*** The input ***

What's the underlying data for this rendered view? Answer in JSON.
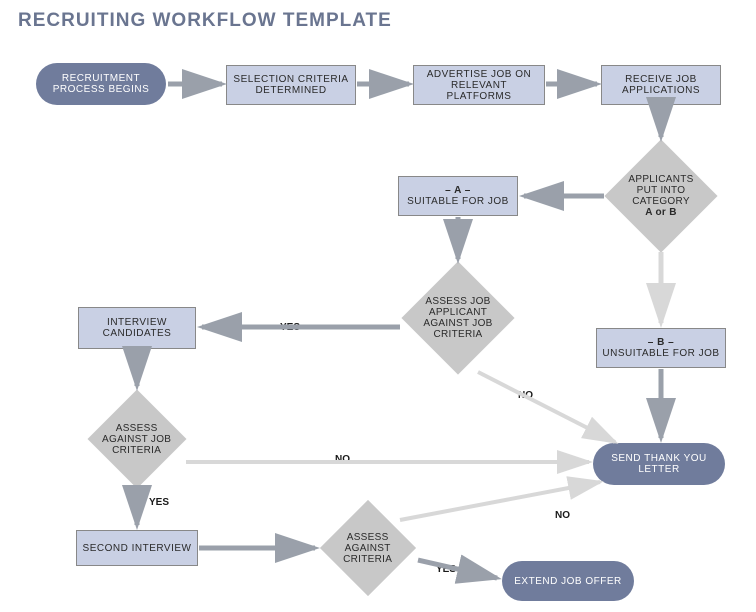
{
  "title": "RECRUITING WORKFLOW TEMPLATE",
  "nodes": {
    "start": "RECRUITMENT PROCESS BEGINS",
    "criteria": "SELECTION CRITERIA DETERMINED",
    "advertise": "ADVERTISE JOB ON RELEVANT PLATFORMS",
    "receive": "RECEIVE JOB APPLICATIONS",
    "categorize_l1": "APPLICANTS",
    "categorize_l2": "PUT INTO",
    "categorize_l3": "CATEGORY",
    "categorize_l4": "A or B",
    "catA_l1": "– A –",
    "catA_l2": "SUITABLE FOR JOB",
    "catB_l1": "– B –",
    "catB_l2": "UNSUITABLE FOR JOB",
    "assess1_l1": "ASSESS JOB",
    "assess1_l2": "APPLICANT",
    "assess1_l3": "AGAINST JOB",
    "assess1_l4": "CRITERIA",
    "interview": "INTERVIEW CANDIDATES",
    "assess2_l1": "ASSESS",
    "assess2_l2": "AGAINST JOB",
    "assess2_l3": "CRITERIA",
    "second": "SECOND INTERVIEW",
    "assess3_l1": "ASSESS",
    "assess3_l2": "AGAINST",
    "assess3_l3": "CRITERIA",
    "thankyou": "SEND THANK YOU LETTER",
    "offer": "EXTEND JOB OFFER"
  },
  "labels": {
    "yes": "YES",
    "no": "NO"
  },
  "colors": {
    "arrow_dark": "#9aa0aa",
    "arrow_light": "#d8d8d8"
  }
}
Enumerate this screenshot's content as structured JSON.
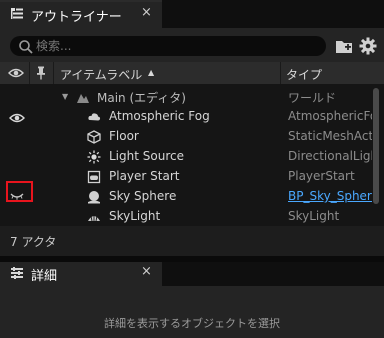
{
  "outliner": {
    "tab_title": "アウトライナー",
    "tab_close": "×",
    "search_placeholder": "検索...",
    "header": {
      "item_label": "アイテムラベル",
      "sort_indicator": "▲",
      "type": "タイプ"
    },
    "rows": [
      {
        "label": "Main (エディタ)",
        "type": "ワールド",
        "icon": "world-icon",
        "visible": false
      },
      {
        "label": "Atmospheric Fog",
        "type": "AtmosphericFog",
        "icon": "cloud-icon",
        "visible": true
      },
      {
        "label": "Floor",
        "type": "StaticMeshActor",
        "icon": "cube-icon",
        "visible": false
      },
      {
        "label": "Light Source",
        "type": "DirectionalLight",
        "icon": "sun-icon",
        "visible": false
      },
      {
        "label": "Player Start",
        "type": "PlayerStart",
        "icon": "gamepad-icon",
        "visible": false
      },
      {
        "label": "Sky Sphere",
        "type": "BP_Sky_Sphere",
        "type_is_link": true,
        "icon": "sky-sphere-icon",
        "visible": false,
        "hidden_eye": true
      },
      {
        "label": "SkyLight",
        "type": "SkyLight",
        "icon": "skylight-icon",
        "visible": false
      }
    ],
    "status": "7 アクタ"
  },
  "details": {
    "tab_title": "詳細",
    "tab_close": "×",
    "empty_message": "詳細を表示するオブジェクトを選択"
  },
  "colors": {
    "accent_link": "#4aa8ff",
    "highlight_box": "#e8141d",
    "background": "#151515",
    "panel": "#242424"
  }
}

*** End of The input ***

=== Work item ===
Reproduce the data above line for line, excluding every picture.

=== Your solution ===
What's the underlying data for this rendered view? Answer in JSON.
{
  "title": "RECRUITING WORKFLOW TEMPLATE",
  "nodes": {
    "start": "RECRUITMENT PROCESS BEGINS",
    "criteria": "SELECTION CRITERIA DETERMINED",
    "advertise": "ADVERTISE JOB ON RELEVANT PLATFORMS",
    "receive": "RECEIVE JOB APPLICATIONS",
    "categorize_l1": "APPLICANTS",
    "categorize_l2": "PUT INTO",
    "categorize_l3": "CATEGORY",
    "categorize_l4": "A or B",
    "catA_l1": "– A –",
    "catA_l2": "SUITABLE FOR JOB",
    "catB_l1": "– B –",
    "catB_l2": "UNSUITABLE FOR JOB",
    "assess1_l1": "ASSESS JOB",
    "assess1_l2": "APPLICANT",
    "assess1_l3": "AGAINST JOB",
    "assess1_l4": "CRITERIA",
    "interview": "INTERVIEW CANDIDATES",
    "assess2_l1": "ASSESS",
    "assess2_l2": "AGAINST JOB",
    "assess2_l3": "CRITERIA",
    "second": "SECOND INTERVIEW",
    "assess3_l1": "ASSESS",
    "assess3_l2": "AGAINST",
    "assess3_l3": "CRITERIA",
    "thankyou": "SEND THANK YOU LETTER",
    "offer": "EXTEND JOB OFFER"
  },
  "labels": {
    "yes": "YES",
    "no": "NO"
  },
  "colors": {
    "arrow_dark": "#9aa0aa",
    "arrow_light": "#d8d8d8"
  }
}
Enumerate this screenshot's content as structured JSON.
{
  "outliner": {
    "tab_title": "アウトライナー",
    "tab_close": "×",
    "search_placeholder": "検索...",
    "header": {
      "item_label": "アイテムラベル",
      "sort_indicator": "▲",
      "type": "タイプ"
    },
    "rows": [
      {
        "label": "Main (エディタ)",
        "type": "ワールド",
        "icon": "world-icon",
        "visible": false
      },
      {
        "label": "Atmospheric Fog",
        "type": "AtmosphericFog",
        "icon": "cloud-icon",
        "visible": true
      },
      {
        "label": "Floor",
        "type": "StaticMeshActor",
        "icon": "cube-icon",
        "visible": false
      },
      {
        "label": "Light Source",
        "type": "DirectionalLight",
        "icon": "sun-icon",
        "visible": false
      },
      {
        "label": "Player Start",
        "type": "PlayerStart",
        "icon": "gamepad-icon",
        "visible": false
      },
      {
        "label": "Sky Sphere",
        "type": "BP_Sky_Sphere",
        "type_is_link": true,
        "icon": "sky-sphere-icon",
        "visible": false,
        "hidden_eye": true
      },
      {
        "label": "SkyLight",
        "type": "SkyLight",
        "icon": "skylight-icon",
        "visible": false
      }
    ],
    "status": "7 アクタ"
  },
  "details": {
    "tab_title": "詳細",
    "tab_close": "×",
    "empty_message": "詳細を表示するオブジェクトを選択"
  },
  "colors": {
    "accent_link": "#4aa8ff",
    "highlight_box": "#e8141d",
    "background": "#151515",
    "panel": "#242424"
  }
}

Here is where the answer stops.